# Exercise description:
Only a number is wanted here: the count of lines in the entries below that contain the word "interface".

Stored dataset items
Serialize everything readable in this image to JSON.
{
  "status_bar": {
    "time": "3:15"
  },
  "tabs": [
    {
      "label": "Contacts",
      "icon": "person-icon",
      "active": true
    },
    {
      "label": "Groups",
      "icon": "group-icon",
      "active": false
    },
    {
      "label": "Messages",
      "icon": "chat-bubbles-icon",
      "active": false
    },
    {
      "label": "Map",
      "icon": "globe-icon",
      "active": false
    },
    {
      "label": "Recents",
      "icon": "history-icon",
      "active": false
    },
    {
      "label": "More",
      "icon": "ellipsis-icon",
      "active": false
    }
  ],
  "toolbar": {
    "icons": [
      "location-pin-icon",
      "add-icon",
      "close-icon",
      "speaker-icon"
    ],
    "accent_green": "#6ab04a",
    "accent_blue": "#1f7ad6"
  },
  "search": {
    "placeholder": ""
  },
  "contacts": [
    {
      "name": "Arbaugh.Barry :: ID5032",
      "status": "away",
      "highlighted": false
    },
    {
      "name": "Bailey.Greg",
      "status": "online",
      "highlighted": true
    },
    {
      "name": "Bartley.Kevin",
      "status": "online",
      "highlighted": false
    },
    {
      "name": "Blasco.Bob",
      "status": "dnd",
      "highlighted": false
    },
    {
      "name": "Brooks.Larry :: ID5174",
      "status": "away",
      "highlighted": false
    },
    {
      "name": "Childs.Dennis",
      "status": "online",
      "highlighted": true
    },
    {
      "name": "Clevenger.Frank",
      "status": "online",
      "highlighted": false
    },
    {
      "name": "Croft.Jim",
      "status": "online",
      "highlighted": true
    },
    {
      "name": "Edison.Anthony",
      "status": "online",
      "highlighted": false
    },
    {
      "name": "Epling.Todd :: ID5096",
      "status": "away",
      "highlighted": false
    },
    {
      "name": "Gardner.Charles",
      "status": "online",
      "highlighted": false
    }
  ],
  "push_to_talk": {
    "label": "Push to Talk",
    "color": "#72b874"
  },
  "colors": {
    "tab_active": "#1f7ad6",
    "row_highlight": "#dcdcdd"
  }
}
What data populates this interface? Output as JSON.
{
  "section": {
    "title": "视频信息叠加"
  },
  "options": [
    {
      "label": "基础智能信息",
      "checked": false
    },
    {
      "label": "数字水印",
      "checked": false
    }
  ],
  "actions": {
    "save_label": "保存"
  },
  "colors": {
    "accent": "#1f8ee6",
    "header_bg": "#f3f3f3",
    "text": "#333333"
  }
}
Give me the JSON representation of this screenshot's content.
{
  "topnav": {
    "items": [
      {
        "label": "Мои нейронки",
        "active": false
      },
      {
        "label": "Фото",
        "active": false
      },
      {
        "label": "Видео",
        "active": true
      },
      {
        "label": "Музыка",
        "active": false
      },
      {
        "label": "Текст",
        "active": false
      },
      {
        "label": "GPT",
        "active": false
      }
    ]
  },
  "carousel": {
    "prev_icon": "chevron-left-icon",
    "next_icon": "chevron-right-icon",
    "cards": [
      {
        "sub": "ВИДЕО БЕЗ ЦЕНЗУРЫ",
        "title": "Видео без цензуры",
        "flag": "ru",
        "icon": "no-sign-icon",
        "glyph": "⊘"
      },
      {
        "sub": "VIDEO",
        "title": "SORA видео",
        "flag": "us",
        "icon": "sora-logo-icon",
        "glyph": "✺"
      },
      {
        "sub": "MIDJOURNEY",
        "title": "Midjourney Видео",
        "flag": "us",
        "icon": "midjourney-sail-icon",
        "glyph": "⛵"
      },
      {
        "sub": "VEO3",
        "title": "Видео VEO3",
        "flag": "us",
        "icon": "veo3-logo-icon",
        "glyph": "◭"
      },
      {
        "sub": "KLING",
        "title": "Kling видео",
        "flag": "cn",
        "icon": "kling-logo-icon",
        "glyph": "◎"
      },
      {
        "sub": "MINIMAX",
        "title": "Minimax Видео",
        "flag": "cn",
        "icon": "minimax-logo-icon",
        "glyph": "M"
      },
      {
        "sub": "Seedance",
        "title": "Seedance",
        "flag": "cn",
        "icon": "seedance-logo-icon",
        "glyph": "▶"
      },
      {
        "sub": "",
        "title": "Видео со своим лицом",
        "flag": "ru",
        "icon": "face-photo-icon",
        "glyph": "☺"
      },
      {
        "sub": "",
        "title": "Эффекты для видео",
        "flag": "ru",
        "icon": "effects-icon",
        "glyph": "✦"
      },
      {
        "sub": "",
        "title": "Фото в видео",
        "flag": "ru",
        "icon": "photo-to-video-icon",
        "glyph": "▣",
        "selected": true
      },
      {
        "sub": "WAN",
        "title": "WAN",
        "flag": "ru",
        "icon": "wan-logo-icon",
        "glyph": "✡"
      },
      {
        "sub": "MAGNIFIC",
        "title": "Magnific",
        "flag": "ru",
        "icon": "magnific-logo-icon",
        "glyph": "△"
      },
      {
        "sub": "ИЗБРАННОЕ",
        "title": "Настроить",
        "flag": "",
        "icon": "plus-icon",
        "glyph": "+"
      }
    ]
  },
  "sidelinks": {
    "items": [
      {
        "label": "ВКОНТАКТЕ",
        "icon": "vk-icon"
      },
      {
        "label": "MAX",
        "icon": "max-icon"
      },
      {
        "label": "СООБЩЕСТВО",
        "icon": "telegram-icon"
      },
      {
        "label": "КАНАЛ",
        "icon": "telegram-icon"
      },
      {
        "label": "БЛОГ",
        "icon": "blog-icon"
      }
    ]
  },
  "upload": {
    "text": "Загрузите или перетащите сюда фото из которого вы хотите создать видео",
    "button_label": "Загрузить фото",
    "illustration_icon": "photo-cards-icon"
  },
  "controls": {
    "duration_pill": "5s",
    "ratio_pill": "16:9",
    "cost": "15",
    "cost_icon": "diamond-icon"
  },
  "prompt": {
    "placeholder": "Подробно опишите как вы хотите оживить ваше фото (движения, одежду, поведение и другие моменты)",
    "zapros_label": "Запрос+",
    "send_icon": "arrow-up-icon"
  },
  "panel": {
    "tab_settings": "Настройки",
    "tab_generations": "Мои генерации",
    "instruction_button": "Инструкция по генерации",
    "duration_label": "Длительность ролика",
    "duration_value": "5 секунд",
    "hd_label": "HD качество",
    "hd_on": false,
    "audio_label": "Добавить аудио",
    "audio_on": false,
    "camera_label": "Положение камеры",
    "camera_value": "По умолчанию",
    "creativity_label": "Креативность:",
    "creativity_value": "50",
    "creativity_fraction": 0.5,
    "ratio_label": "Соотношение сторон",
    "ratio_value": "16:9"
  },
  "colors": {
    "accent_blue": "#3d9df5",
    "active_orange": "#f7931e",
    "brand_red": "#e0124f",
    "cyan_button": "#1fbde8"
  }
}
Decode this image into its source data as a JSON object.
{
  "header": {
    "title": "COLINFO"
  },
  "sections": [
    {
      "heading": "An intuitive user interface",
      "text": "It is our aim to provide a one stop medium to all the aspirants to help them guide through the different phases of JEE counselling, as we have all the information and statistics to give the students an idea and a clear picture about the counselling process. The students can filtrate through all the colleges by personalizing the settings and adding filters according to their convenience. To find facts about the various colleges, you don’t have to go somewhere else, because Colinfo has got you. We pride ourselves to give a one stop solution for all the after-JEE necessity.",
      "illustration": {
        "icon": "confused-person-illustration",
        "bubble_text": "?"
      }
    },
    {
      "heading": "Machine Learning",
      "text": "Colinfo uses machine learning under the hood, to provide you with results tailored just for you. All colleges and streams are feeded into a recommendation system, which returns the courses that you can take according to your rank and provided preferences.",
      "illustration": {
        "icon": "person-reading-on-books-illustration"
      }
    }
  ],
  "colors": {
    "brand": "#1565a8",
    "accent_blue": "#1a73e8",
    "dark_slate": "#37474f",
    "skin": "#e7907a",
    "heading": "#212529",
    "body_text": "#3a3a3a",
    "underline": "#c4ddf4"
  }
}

# Task solution:
2